The number of lines containing the word "this" is all you should give; count them in the records below.
(Beginning of DATA SHOWN)
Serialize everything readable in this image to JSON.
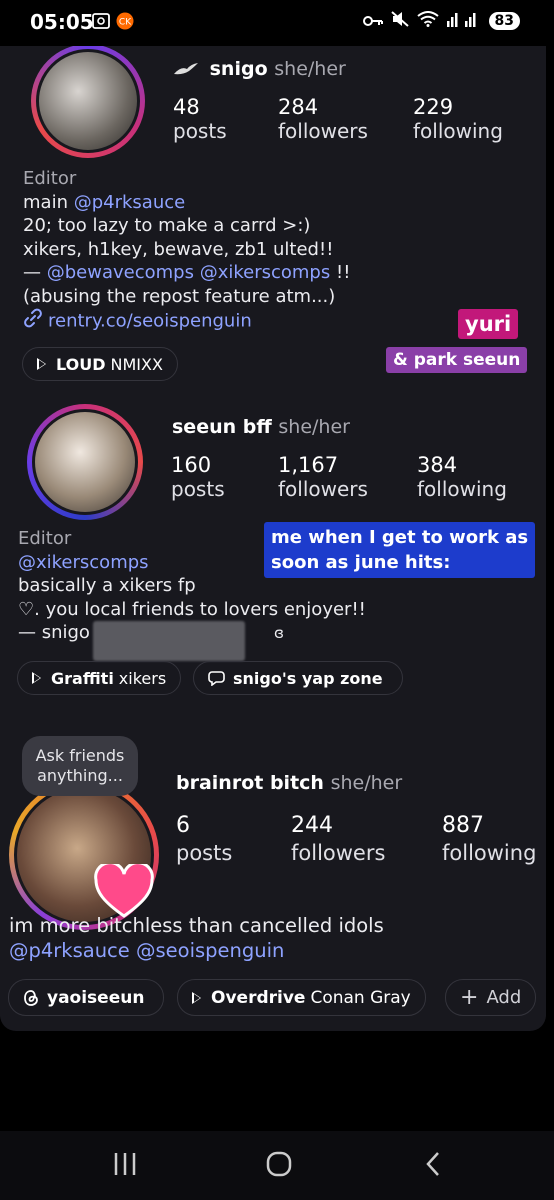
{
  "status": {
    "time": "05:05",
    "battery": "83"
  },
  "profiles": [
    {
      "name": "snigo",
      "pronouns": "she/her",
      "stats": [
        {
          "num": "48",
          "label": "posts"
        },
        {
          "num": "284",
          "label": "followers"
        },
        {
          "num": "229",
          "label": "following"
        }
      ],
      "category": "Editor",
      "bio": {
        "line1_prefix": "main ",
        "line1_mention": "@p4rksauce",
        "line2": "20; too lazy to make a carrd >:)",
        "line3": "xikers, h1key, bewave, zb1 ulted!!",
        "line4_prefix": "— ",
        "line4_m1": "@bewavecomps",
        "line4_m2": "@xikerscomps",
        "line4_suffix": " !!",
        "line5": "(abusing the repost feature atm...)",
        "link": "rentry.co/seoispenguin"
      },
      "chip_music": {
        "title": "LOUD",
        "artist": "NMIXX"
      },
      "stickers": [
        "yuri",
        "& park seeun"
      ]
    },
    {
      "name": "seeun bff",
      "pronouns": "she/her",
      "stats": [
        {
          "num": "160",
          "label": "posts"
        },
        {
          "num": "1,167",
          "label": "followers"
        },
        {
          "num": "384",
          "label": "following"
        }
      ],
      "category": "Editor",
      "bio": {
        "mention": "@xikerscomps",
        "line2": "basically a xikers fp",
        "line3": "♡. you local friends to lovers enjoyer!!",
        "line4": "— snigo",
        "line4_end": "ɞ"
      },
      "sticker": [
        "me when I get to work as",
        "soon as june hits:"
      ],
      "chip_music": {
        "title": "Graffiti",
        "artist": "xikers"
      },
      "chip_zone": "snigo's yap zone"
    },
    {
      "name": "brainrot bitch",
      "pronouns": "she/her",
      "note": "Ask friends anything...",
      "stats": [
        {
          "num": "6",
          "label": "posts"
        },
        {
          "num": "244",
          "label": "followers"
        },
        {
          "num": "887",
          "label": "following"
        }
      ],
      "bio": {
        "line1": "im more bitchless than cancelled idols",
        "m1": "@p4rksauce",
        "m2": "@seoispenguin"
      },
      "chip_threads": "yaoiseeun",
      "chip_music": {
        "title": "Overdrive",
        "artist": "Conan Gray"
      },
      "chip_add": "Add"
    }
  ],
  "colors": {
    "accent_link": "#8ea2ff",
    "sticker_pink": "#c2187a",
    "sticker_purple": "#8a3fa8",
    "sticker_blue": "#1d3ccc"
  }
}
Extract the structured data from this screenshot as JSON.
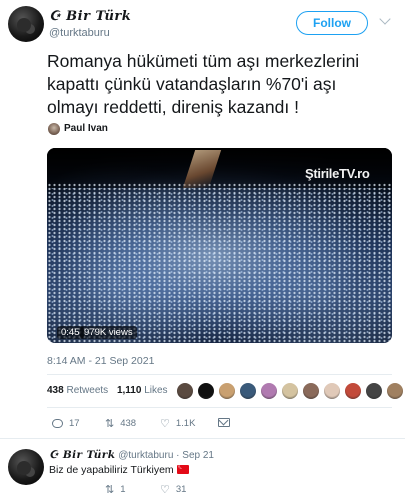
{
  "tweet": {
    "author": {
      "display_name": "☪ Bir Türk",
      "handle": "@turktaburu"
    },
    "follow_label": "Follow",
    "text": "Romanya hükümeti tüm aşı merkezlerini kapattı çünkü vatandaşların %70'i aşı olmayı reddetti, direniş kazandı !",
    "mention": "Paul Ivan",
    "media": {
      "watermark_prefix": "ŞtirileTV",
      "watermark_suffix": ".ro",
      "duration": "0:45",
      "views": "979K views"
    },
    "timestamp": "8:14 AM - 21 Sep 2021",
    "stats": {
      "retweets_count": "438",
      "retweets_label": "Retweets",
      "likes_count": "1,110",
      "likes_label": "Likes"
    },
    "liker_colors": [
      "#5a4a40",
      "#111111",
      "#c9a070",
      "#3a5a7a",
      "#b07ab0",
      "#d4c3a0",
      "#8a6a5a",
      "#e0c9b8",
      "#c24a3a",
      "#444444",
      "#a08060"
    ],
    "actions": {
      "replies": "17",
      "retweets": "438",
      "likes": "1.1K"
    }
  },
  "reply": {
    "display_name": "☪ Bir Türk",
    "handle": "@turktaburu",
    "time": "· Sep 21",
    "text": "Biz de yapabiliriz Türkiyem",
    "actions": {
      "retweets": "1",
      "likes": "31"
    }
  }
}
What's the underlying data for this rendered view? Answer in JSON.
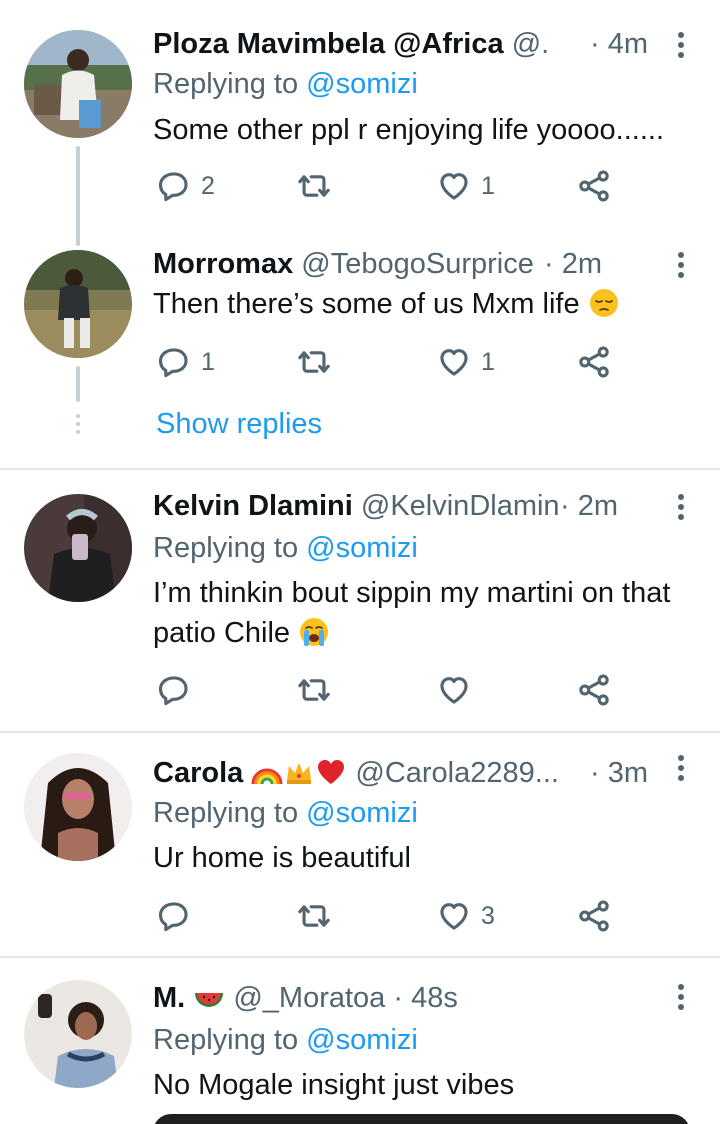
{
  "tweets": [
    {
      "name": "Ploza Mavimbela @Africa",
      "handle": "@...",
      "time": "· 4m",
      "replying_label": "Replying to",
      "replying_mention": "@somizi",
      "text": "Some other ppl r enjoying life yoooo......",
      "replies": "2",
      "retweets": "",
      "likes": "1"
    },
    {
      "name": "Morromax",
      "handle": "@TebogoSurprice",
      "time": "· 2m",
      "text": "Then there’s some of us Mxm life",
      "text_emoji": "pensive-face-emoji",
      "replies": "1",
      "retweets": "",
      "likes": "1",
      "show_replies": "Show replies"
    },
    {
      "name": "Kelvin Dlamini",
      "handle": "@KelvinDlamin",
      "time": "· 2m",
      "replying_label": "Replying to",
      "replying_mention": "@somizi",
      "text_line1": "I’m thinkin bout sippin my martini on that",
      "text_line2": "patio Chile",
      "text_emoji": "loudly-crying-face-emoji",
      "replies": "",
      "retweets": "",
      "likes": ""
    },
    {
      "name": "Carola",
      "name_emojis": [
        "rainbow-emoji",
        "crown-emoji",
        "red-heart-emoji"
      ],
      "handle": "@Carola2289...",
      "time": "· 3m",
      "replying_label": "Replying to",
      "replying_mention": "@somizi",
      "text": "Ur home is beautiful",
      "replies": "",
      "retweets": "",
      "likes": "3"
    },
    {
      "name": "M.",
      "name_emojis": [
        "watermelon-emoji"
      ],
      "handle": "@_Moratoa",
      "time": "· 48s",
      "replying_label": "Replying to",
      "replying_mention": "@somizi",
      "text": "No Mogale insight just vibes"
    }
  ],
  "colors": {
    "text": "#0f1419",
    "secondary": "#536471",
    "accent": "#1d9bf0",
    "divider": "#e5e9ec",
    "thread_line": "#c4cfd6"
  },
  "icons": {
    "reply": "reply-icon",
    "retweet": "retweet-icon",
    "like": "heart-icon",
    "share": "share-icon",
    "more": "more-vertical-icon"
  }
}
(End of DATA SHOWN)
● SOLUTION:
3